The natural history of juvenile-onset ankylosing spondylitis: a 24-year retrospective case-control study

Br J Rheumatol. 1988 Apr;27(2):91-3. doi: 10.1093/rheumatology/27.2.91.


One hundred and thirty-five patients with juvenile-onset ankylosing spondylitis (JAS: less than 16 years at onset, mean 12.8 years) were compared to 135 adult-onset spondylitics (AAS: greater than 21 years at onset, mean 26.1 years), controlled for disease duration (24.5 and 23.5 years, respectively), to assess the outcome of juvenile-onset disease. Review was by postal questionnaire and health-assessment measures. The sex distribution was similar: 73% and 74% males, respectively. All parameters showed comparable outcome with the exception of the numbers in full-time employment (JAS 74%, AAS 56%; p less than 0.01) and total hip replacements (JAS 17%, AAS 4%; p less than 0.01).

In conclusion: (a) the premature hip is particularly at risk in ankylosing spondylitis; (b) there are few differences between the outcome of JAS and AAS; (c) overall, JAS patients do well in adulthood.

Publication types

  • Comparative Study
  • Research Support, Non-U.S. Gov't

MeSH terms

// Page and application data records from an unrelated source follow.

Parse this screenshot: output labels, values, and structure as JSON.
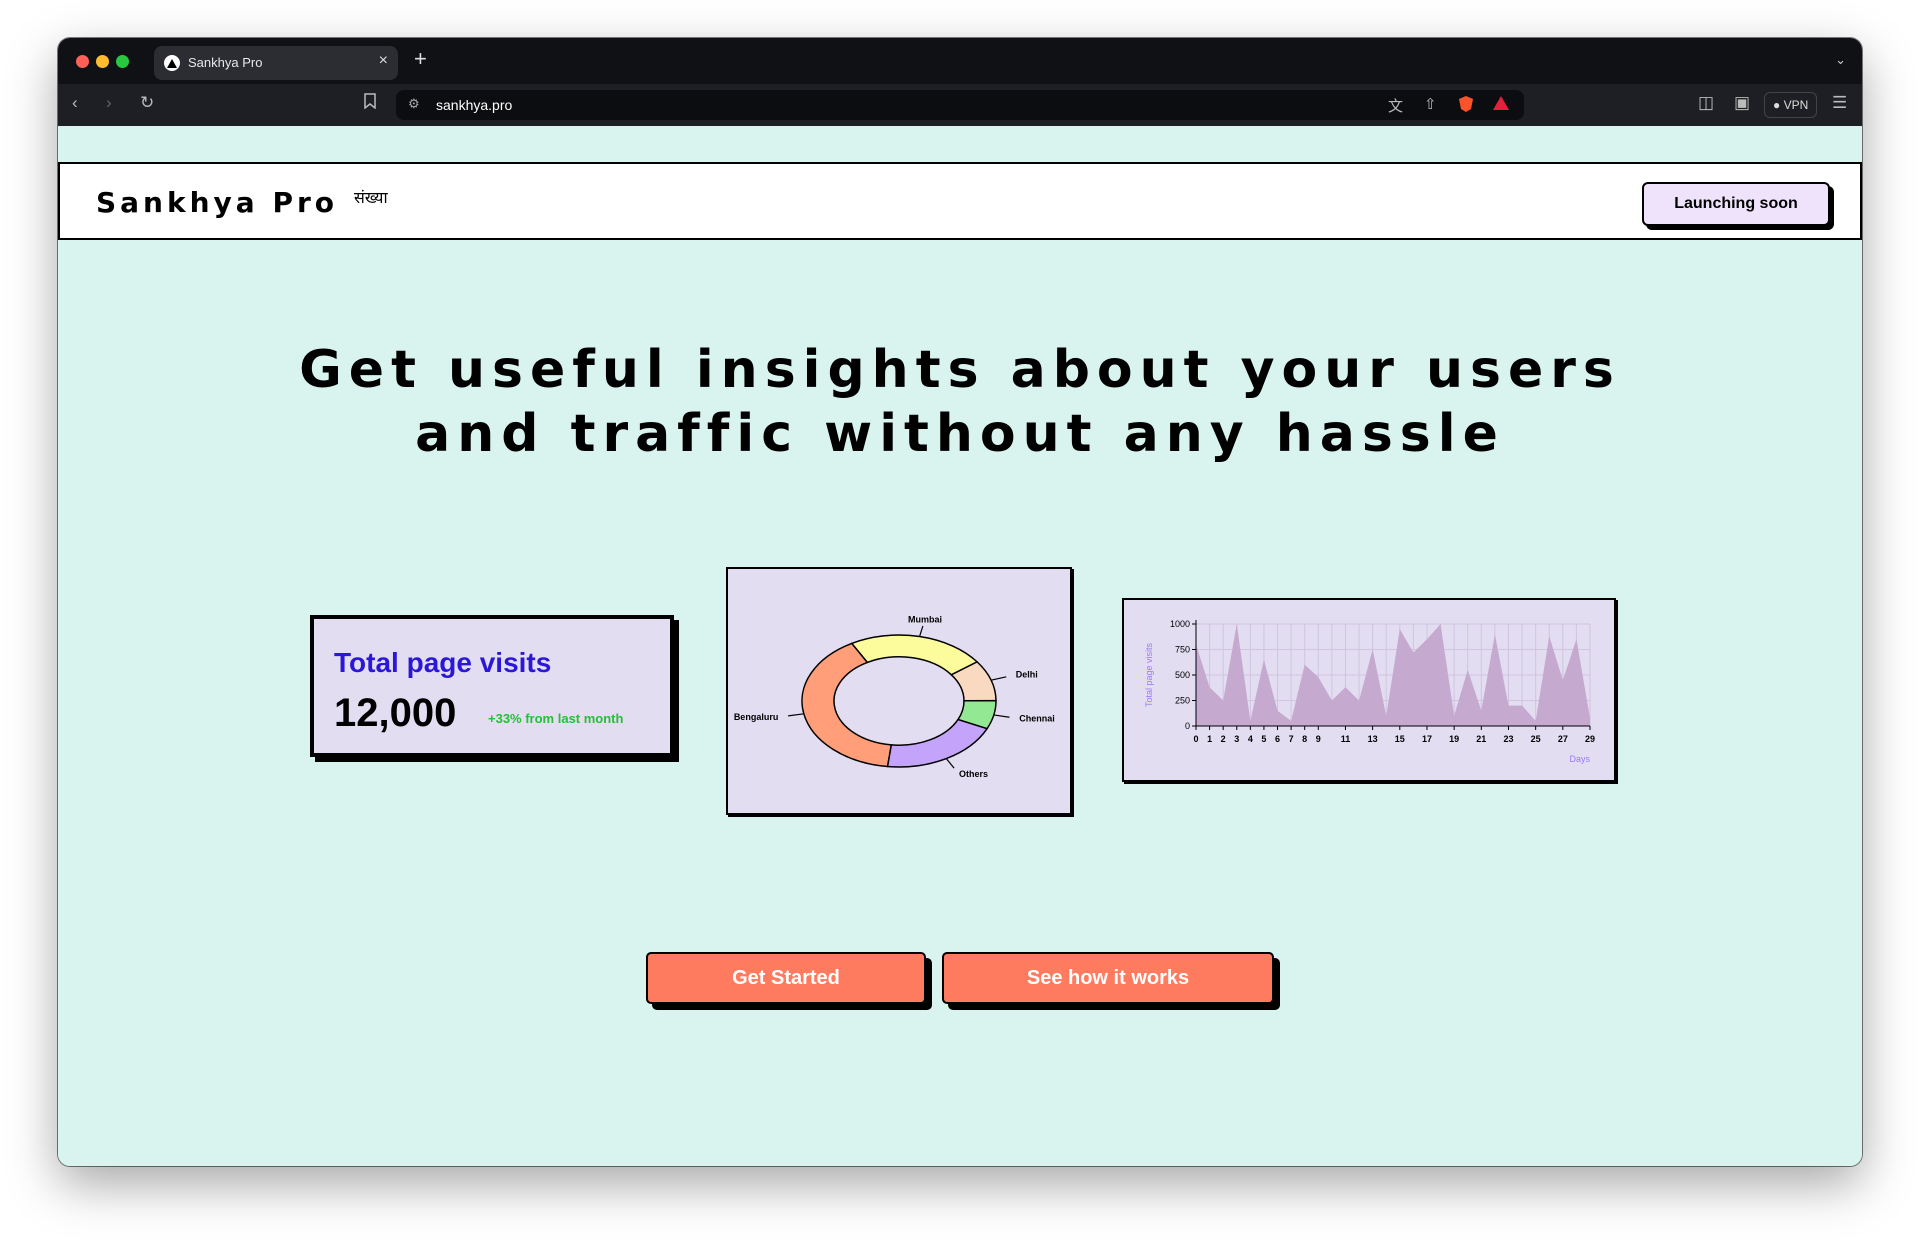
{
  "browser": {
    "tab_title": "Sankhya Pro",
    "url": "sankhya.pro",
    "vpn_label": "VPN",
    "icons": [
      "close-icon",
      "plus-icon",
      "chevron-down-icon",
      "back-icon",
      "forward-icon",
      "reload-icon",
      "bookmark-icon",
      "site-settings-icon",
      "translate-icon",
      "share-icon",
      "brave-shield-icon",
      "brave-rewards-icon",
      "sidebar-icon",
      "wallet-icon",
      "menu-icon"
    ]
  },
  "nav": {
    "brand": "Sankhya Pro",
    "brand_sub": "संख्या",
    "launch_button": "Launching soon"
  },
  "hero": {
    "line1": "Get useful insights about your users",
    "line2": "and traffic without any hassle"
  },
  "stats": {
    "title": "Total page visits",
    "value": "12,000",
    "change": "+33% from last month"
  },
  "buttons": {
    "get_started": "Get Started",
    "how_it_works": "See how it works"
  },
  "chart_data": [
    {
      "type": "pie",
      "donut": true,
      "labels": [
        "Mumbai",
        "Delhi",
        "Chennai",
        "Others",
        "Bengaluru"
      ],
      "values": [
        23,
        10,
        7,
        20,
        40
      ],
      "colors": [
        "#fcfc9d",
        "#f9dac1",
        "#93e893",
        "#c4a4fa",
        "#ff9e78"
      ]
    },
    {
      "type": "area",
      "xlabel": "Days",
      "ylabel": "Total page visits",
      "ylim": [
        0,
        1000
      ],
      "yticks": [
        0,
        250,
        500,
        750,
        1000
      ],
      "xticks": [
        0,
        1,
        2,
        3,
        4,
        5,
        6,
        7,
        8,
        9,
        11,
        13,
        15,
        17,
        19,
        21,
        23,
        25,
        27,
        29
      ],
      "x": [
        0,
        1,
        2,
        3,
        4,
        5,
        6,
        7,
        8,
        9,
        10,
        11,
        12,
        13,
        14,
        15,
        16,
        17,
        18,
        19,
        20,
        21,
        22,
        23,
        24,
        25,
        26,
        27,
        28,
        29
      ],
      "values": [
        800,
        380,
        250,
        1000,
        50,
        650,
        150,
        50,
        600,
        480,
        250,
        380,
        250,
        750,
        100,
        950,
        720,
        850,
        1000,
        100,
        550,
        150,
        900,
        200,
        200,
        50,
        880,
        450,
        850,
        80
      ],
      "color": "#c5a9cf"
    }
  ]
}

  • Adolescent
  • Adult
  • Age Factors
  • Child
  • Child, Preschool
  • Female
  • Hip Prosthesis
  • Humans
  • Male
  • Prognosis
  • Retrospective Studies
  • Severity of Illness Index
  • Spondylitis, Ankylosing / physiopathology*
  • Surveys and Questionnaires